PROBLEM DESCRIPTION:
Return all lines of the data in which the string "OSCILLOSCOPE" occurs.

SOURCE RECORDS:
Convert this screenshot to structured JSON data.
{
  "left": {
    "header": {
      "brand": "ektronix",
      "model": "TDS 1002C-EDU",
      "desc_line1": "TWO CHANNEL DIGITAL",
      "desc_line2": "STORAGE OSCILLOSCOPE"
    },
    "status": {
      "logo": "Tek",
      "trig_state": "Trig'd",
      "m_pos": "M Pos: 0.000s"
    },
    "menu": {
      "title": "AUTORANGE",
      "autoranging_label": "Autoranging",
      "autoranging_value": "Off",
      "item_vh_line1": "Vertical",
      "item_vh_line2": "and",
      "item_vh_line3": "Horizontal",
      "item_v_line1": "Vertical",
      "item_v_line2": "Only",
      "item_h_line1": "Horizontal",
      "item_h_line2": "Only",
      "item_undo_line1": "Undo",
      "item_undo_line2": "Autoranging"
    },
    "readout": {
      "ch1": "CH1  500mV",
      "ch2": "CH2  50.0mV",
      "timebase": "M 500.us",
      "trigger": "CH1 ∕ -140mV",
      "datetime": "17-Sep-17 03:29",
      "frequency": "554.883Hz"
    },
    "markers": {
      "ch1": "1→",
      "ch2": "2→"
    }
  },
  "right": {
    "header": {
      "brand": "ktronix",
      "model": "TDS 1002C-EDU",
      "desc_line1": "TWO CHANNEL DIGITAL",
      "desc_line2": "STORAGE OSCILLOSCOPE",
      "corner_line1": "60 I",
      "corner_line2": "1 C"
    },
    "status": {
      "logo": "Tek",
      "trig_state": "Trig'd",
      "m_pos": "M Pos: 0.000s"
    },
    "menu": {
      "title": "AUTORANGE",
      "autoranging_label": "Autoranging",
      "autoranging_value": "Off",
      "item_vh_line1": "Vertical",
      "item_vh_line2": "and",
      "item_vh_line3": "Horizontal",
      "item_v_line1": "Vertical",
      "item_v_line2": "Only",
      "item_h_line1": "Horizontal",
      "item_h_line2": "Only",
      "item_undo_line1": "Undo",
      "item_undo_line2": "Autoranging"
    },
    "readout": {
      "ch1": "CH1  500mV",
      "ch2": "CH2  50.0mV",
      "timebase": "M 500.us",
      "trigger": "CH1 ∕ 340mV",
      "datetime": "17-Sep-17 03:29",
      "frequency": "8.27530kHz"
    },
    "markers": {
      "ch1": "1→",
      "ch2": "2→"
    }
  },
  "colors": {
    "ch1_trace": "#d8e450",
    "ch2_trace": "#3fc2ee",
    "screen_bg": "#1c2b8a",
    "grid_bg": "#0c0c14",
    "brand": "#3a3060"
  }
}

ANSWER SPACE:
      "desc_line2": "STORAGE OSCILLOSCOPE"
      "desc_line2": "STORAGE OSCILLOSCOPE",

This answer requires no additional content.